ACTIVITY:
Scan the material below, then work out how many of its lines contain the word "section"; reply with that number only.

BEGIN RECORDS

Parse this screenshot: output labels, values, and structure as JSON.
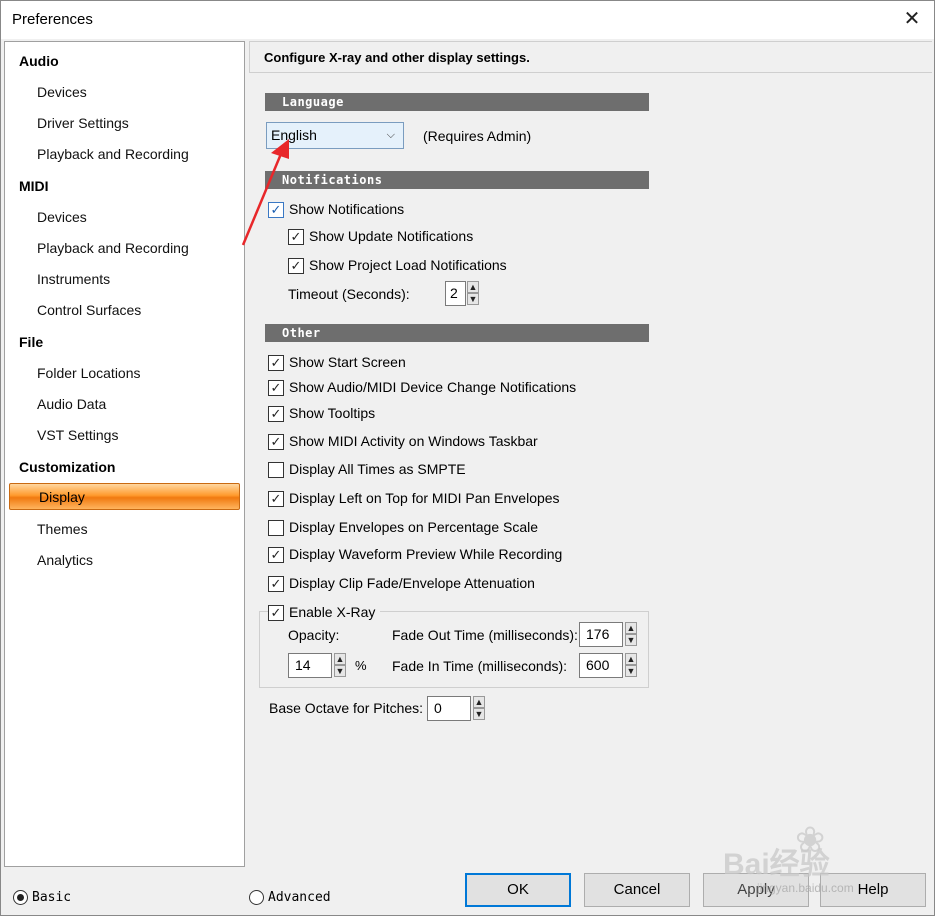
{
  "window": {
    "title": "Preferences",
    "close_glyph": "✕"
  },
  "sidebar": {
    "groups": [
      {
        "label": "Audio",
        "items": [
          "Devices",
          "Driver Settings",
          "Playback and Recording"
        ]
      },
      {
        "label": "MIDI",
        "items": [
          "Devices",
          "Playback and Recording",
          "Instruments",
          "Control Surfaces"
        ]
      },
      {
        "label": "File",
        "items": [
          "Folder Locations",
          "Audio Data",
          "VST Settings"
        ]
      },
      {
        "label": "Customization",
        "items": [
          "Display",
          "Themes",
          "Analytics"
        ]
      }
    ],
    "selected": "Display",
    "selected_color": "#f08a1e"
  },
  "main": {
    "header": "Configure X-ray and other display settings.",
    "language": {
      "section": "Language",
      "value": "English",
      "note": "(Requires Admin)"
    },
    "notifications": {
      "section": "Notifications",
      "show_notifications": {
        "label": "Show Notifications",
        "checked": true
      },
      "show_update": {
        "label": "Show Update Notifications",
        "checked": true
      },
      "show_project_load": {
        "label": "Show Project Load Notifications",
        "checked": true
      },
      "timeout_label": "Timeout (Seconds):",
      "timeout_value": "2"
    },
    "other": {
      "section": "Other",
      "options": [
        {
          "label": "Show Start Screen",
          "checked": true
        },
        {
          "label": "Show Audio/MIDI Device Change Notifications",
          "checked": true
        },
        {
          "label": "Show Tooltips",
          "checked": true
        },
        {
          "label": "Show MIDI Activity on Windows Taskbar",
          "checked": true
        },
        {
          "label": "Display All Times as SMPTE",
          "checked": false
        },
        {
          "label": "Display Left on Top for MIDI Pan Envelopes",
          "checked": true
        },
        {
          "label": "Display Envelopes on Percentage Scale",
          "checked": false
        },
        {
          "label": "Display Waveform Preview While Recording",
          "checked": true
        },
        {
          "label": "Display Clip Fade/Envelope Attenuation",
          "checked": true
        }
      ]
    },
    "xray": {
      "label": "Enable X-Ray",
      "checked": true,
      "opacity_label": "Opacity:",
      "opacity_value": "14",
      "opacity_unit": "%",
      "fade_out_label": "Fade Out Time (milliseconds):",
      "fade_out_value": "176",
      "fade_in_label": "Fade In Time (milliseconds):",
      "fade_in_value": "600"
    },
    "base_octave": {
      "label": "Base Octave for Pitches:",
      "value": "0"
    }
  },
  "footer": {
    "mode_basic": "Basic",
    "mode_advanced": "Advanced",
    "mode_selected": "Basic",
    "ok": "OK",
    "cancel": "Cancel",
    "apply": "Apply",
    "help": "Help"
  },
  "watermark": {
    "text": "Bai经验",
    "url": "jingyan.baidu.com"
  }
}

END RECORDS

RESPONSE TO THE TASK:
3